Modi and his Bharatiya Janata Party (BJP) are seeking re-election after a landslide victory in 2014.

Crore = 10 million

12:06 a.m. ET, March 11, 2019

National security firmly on the agenda

Analysis from CNN's Nikhil Kumar

Indian security forces inspect the remains of a bus following an attack on a paramilitary convoy on February 14 in Indian-controlled Kashmir.
Indian security forces inspect the remains of a bus following an attack on a paramilitary convoy on February 14 in Indian-controlled Kashmir. STR/AFP/Getty Images

The sudden spike in tensions between India and Pakistan in February, just weeks before the election announcement, has put national security firmly on the agenda -- even if it's not clear how it'll impact voter behavior.

While the Indian government says it eliminated a "very large number" of terrorists with its airstrikes and insists the operation was a success, it has repeatedly declined to put a figure on how many terrorists it killed, or release other details about what it struck.

That hasn't stopped Modi's allies from using the Indian airstrikes as a campaign talking point.

The BJP, which has its roots in India's majoritarian Hindu right wing movement, has always sought to portray itself as strong on defense, especially when it comes to the country's Muslim neighbor Pakistan.

But the claim of more than 250 dead has prompted questions from Modi's opponents.

Read more analysis from CNN's Nikhil Kumar here.

11:41 p.m. ET, March 10, 2019

Jobs, jobs, jobs

Analysis from CNN's Nikhil Kumar
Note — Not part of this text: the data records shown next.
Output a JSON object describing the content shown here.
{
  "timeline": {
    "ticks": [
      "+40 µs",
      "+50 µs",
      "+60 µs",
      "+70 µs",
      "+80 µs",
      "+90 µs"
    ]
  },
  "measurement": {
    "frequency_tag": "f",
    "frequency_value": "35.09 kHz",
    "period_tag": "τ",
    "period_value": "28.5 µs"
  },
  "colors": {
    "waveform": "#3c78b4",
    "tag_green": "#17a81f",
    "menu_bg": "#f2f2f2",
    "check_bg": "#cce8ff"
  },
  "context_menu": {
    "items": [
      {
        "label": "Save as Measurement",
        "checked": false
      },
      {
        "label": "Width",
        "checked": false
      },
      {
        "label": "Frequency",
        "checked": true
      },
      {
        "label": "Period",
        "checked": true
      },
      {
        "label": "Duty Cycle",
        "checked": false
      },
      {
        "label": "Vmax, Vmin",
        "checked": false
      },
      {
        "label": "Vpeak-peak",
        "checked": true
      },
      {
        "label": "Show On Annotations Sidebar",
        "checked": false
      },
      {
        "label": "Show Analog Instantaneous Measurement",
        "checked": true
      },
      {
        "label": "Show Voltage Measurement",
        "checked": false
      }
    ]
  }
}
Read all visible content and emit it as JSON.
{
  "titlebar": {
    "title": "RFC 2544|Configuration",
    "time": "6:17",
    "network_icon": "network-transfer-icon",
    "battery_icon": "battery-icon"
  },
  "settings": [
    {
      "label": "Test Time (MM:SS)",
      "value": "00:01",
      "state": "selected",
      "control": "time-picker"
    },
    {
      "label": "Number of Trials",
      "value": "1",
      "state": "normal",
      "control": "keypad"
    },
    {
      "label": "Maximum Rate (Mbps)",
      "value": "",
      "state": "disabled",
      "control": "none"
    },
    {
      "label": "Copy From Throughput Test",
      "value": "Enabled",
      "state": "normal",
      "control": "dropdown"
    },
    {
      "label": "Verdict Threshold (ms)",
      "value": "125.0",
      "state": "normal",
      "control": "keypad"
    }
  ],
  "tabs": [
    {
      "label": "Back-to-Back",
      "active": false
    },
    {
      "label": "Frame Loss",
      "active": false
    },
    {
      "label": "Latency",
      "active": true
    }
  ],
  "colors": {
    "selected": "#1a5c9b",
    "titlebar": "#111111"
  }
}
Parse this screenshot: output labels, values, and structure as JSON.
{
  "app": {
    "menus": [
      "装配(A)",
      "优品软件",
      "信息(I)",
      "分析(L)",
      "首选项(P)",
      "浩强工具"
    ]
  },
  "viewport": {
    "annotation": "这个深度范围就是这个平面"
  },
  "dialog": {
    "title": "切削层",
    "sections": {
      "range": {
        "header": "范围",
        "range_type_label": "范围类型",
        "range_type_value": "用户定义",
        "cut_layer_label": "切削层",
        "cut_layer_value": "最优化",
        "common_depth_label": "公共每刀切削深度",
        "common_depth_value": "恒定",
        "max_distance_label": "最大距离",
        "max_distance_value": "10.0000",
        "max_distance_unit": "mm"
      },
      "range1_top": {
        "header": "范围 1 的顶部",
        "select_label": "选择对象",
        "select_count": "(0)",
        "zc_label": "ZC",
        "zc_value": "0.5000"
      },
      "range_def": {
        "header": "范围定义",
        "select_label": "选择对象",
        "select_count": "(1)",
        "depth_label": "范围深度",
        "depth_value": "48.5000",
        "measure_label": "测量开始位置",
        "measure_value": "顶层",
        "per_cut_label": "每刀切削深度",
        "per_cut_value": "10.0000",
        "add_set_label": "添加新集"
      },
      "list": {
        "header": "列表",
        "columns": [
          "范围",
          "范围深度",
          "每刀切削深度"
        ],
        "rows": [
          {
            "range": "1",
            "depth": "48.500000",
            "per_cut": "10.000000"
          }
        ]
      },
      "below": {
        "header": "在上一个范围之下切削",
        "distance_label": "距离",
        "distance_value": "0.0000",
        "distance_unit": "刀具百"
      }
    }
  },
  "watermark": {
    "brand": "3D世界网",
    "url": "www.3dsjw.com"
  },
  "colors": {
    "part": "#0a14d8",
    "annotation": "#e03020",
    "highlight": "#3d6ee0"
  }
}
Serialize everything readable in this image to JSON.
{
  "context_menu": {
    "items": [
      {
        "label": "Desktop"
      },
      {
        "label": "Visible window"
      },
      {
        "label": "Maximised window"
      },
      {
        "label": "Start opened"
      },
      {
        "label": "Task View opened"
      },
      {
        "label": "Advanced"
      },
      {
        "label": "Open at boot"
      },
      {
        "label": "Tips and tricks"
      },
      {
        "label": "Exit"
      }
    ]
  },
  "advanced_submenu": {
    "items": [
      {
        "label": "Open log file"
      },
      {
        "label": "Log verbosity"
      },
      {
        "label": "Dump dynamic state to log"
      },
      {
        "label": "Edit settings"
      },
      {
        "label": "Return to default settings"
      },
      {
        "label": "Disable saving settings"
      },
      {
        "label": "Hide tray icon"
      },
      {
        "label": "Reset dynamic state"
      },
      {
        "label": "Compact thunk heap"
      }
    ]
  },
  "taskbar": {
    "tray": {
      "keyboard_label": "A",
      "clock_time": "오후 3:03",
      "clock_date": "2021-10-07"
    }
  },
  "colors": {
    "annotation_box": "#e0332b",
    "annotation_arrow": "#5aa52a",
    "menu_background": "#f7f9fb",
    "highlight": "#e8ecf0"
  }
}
 Indian police personnel block unemployed Indian teachers, as they march during a protest against the Punjab state government to demand jobs in Amritsar on January 25, 2019.
 Indian police personnel block unemployed Indian teachers, as they march during a protest against the Punjab state government to demand jobs in Amritsar on January 25, 2019. NARINDER NANU/AFP/Getty Images

Five years ago, one of Modi's main promises was overhauling India's economy.

But over the years the country has struggled to generate enough jobs for its mass of young people.

It's a giant challenge. More than half of Indians are aged 25 or under, and some 12 million enter the workforce each year.

Now, experts say the situation has only gotten worse: New figures from the independent researchers at the Center for Monitoring Indian Economy show that joblessness is rising.

According to the CMIE, the unemployment rate in February this year stood at 7.2%, up from 5% in February, 2017. Meanwhile, India's farmers have staged numerous protests in recent years, amid reports of falling incomes and increasing distress in the farm sector.

This could spell trouble for Modi.

Read more analysis from CNN's Nikhil Kumar here.